How does the patterning of adults' social relationships and thinking change with age? Why do some older adults negotiate later life transitions more effectively than others? The Social Psychology of Aging considers these and other questions in an accessible and comprehensive study of the psychosocial aspects of aging.
Michael Pratt and Joan Norris consider the social psychology of aging in the context of three themes. First, the process of aging must be considered within a lifespan perspective. Second, there is a great deal of diversity among older people in their adaptation to aging in social contexts. Third, social interaction and social support have a significant impact upon the way in which adults age.
The Social Psychology of Aging explores the ways in which older people construct the social worlds they inhabit and how they cope in them, using m any real-life examples. The book helps us understand how older adults think about and experience themselves and others, relationships, and the social problems of everyday living.

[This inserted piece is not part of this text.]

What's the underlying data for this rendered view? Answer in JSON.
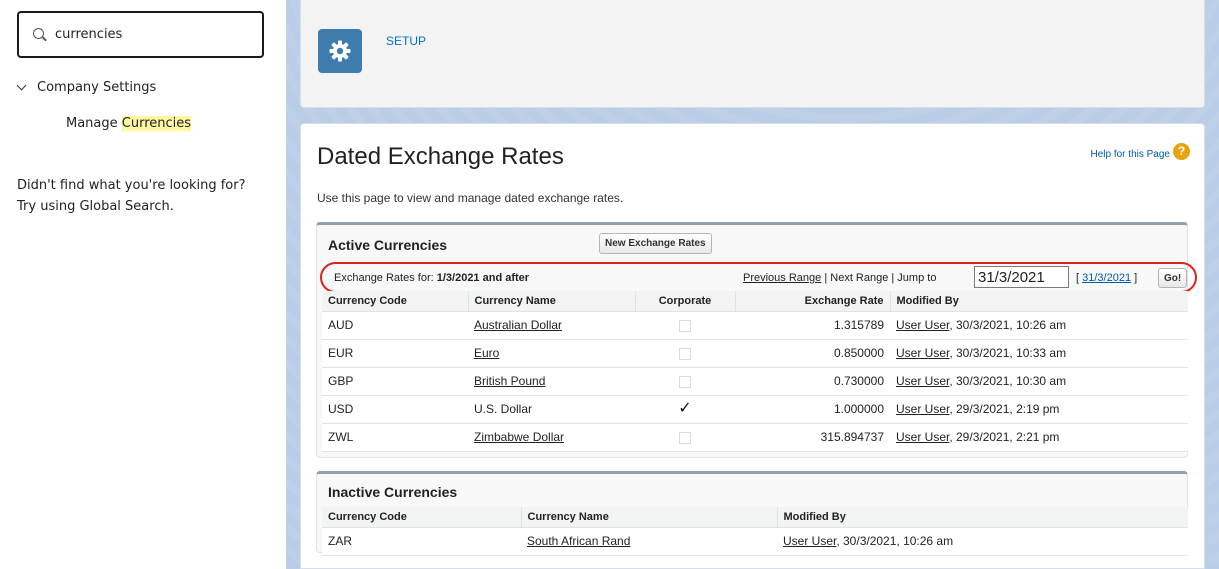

Throughout, the authors draw on the latest research by social and developmental psychologists and gerentologists, and point out implications for policy and practice.
|Series:||Understanding Aging Series|

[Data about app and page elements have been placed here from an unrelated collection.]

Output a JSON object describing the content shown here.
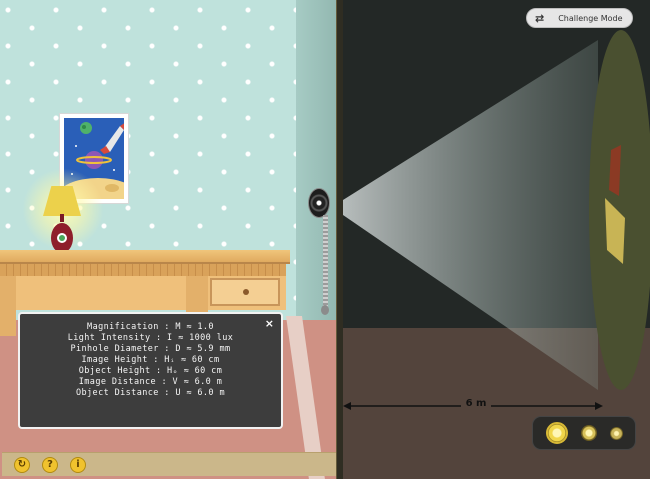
{
  "challenge_mode": {
    "label": "Challenge Mode",
    "icon": "swap-arrows-icon"
  },
  "info_panel": {
    "lines": [
      "Magnification : M ≈ 1.0",
      "Light Intensity : I ≈ 1000 lux",
      "Pinhole Diameter : D ≈ 5.9 mm",
      "Image Height : Hᵢ ≈ 60 cm",
      "Object Height : Hₒ ≈ 60 cm",
      "Image Distance : V ≈ 6.0 m",
      "Object Distance : U ≈ 6.0 m"
    ],
    "close": "×"
  },
  "distance": {
    "label": "6 m"
  },
  "toolbar": {
    "reset": "↻",
    "help": "?",
    "info": "i"
  },
  "light_selector": {
    "levels": [
      "high",
      "medium",
      "low"
    ],
    "selected": "high"
  },
  "colors": {
    "wall": "#bfe2dc",
    "dark_room": "#232826",
    "floor": "#cf9184",
    "panel": "#3d3d3d",
    "accent_yellow": "#f0c22e"
  }
}
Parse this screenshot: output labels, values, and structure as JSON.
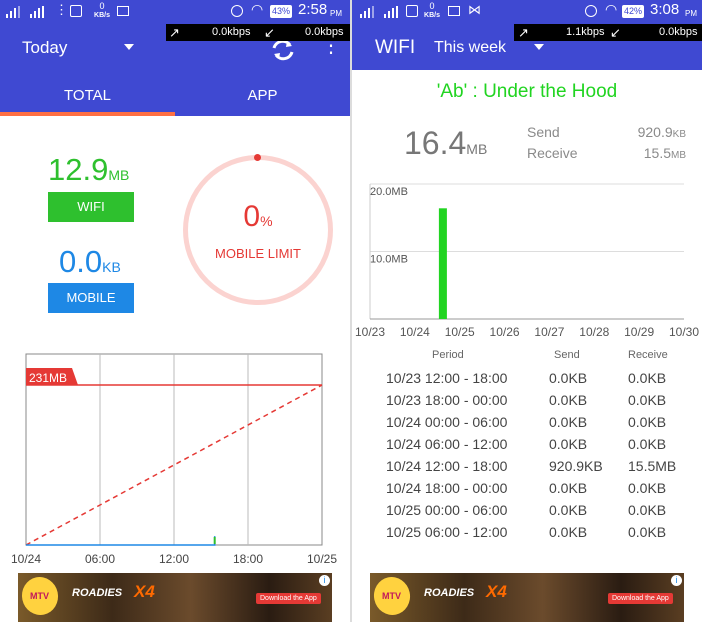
{
  "left": {
    "status": {
      "net_speed": "0",
      "net_unit": "KB/s",
      "battery": "43%",
      "time": "2:58",
      "ampm": "PM"
    },
    "speedbar": {
      "up": "0.0kbps",
      "down": "0.0kbps"
    },
    "toolbar": {
      "period": "Today"
    },
    "tabs": [
      {
        "label": "TOTAL",
        "active": true
      },
      {
        "label": "APP",
        "active": false
      }
    ],
    "wifi": {
      "value": "12.9",
      "unit": "MB",
      "label": "WIFI"
    },
    "mobile": {
      "value": "0.0",
      "unit": "KB",
      "label": "MOBILE"
    },
    "limit": {
      "percent": "0",
      "sign": "%",
      "label": "MOBILE LIMIT"
    },
    "chart_data": {
      "type": "line",
      "annotation": "231MB",
      "x_ticks": [
        "10/24",
        "06:00",
        "12:00",
        "18:00",
        "10/25"
      ],
      "limit_value_mb": 231,
      "series": [
        {
          "values": [
            [
              0,
              0
            ],
            [
              24,
              231
            ]
          ],
          "style": "dashed",
          "color": "#e53935"
        },
        {
          "values": [
            [
              0,
              0
            ],
            [
              15.3,
              0
            ],
            [
              15.3,
              12.9
            ]
          ],
          "color": "#1e88e5"
        }
      ]
    }
  },
  "right": {
    "status": {
      "net_speed": "0",
      "net_unit": "KB/s",
      "battery": "42%",
      "time": "3:08",
      "ampm": "PM"
    },
    "speedbar": {
      "up": "1.1kbps",
      "down": "0.0kbps"
    },
    "toolbar": {
      "title": "WIFI",
      "period": "This week"
    },
    "app_title": "'Ab' : Under the Hood",
    "summary": {
      "total": "16.4",
      "total_unit": "MB",
      "send_label": "Send",
      "send_value": "920.9",
      "send_unit": "KB",
      "receive_label": "Receive",
      "receive_value": "15.5",
      "receive_unit": "MB"
    },
    "chart_data": {
      "type": "bar",
      "categories": [
        "10/23",
        "10/24",
        "10/25",
        "10/26",
        "10/27",
        "10/28",
        "10/29",
        "10/30"
      ],
      "y_ticks": [
        "20.0MB",
        "10.0MB"
      ],
      "ylim": [
        0,
        20
      ],
      "bars": [
        {
          "x": "10/24 12:00",
          "value": 16.4
        }
      ],
      "color": "#21d421"
    },
    "table": {
      "headers": [
        "Period",
        "Send",
        "Receive"
      ],
      "rows": [
        [
          "10/23 12:00 - 18:00",
          "0.0KB",
          "0.0KB"
        ],
        [
          "10/23 18:00 - 00:00",
          "0.0KB",
          "0.0KB"
        ],
        [
          "10/24 00:00 - 06:00",
          "0.0KB",
          "0.0KB"
        ],
        [
          "10/24 06:00 - 12:00",
          "0.0KB",
          "0.0KB"
        ],
        [
          "10/24 12:00 - 18:00",
          "920.9KB",
          "15.5MB"
        ],
        [
          "10/24 18:00 - 00:00",
          "0.0KB",
          "0.0KB"
        ],
        [
          "10/25 00:00 - 06:00",
          "0.0KB",
          "0.0KB"
        ],
        [
          "10/25 06:00 - 12:00",
          "0.0KB",
          "0.0KB"
        ]
      ]
    }
  },
  "ad": {
    "brand": "ROADIES",
    "edition": "X4",
    "cta": "Download the App",
    "sponsor": "MTV",
    "info": "i"
  },
  "colors": {
    "primary": "#3f49d2",
    "accent": "#ff7043",
    "wifi": "#2ec02e",
    "mobile": "#1e88e5",
    "limit": "#e53935",
    "green_text": "#21d421"
  }
}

|Product dimensions:||5.98(w) x 9.02(h) x (d)|
About the Author
Michael W. Pratt is Professor in the Department of Psychology at Wilfrid Laurier University, Waterloo, Ontario.

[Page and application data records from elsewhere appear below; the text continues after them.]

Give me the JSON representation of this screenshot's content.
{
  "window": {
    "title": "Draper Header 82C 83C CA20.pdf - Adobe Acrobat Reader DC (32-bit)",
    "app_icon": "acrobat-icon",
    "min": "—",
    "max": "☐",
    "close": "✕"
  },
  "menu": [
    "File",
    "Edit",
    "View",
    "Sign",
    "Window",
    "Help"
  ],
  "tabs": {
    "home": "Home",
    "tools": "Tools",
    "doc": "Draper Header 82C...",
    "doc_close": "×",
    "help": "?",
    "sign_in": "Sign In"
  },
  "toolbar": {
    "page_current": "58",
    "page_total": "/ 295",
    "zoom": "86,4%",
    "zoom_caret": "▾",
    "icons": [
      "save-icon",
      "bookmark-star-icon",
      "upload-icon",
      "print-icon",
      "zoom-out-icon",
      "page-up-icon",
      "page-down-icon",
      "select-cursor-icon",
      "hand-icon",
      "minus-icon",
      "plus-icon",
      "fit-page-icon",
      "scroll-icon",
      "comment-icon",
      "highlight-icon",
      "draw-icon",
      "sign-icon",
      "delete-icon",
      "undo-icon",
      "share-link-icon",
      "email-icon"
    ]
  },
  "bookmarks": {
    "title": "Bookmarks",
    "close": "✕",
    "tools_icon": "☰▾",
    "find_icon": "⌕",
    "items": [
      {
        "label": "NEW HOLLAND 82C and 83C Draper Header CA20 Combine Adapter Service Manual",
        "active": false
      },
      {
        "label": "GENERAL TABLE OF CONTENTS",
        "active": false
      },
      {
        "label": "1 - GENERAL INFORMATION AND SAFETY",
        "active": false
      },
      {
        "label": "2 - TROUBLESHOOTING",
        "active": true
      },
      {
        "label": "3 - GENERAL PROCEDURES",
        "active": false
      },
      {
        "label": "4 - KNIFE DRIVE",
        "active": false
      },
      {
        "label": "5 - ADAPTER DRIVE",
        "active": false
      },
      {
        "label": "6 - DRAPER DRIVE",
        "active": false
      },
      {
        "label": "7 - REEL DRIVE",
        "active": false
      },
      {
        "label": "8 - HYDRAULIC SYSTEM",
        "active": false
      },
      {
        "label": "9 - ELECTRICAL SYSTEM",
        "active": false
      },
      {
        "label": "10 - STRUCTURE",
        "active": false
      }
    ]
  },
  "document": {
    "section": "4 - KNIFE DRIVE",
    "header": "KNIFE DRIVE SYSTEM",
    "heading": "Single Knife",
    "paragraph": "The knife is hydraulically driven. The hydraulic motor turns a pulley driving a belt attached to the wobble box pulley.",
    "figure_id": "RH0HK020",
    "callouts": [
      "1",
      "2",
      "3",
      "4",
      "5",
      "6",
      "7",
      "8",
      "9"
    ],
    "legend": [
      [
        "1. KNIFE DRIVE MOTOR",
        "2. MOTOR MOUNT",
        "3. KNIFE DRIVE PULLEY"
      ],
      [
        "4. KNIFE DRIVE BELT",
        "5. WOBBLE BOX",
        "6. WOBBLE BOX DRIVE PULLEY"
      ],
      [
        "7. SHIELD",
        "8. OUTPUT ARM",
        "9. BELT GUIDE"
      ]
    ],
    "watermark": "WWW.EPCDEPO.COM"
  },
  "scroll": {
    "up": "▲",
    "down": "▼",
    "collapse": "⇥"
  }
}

Joan E. Norris is Associate Professor in the Department of Family Studies at the University of Guelph, Guelph, Ontario.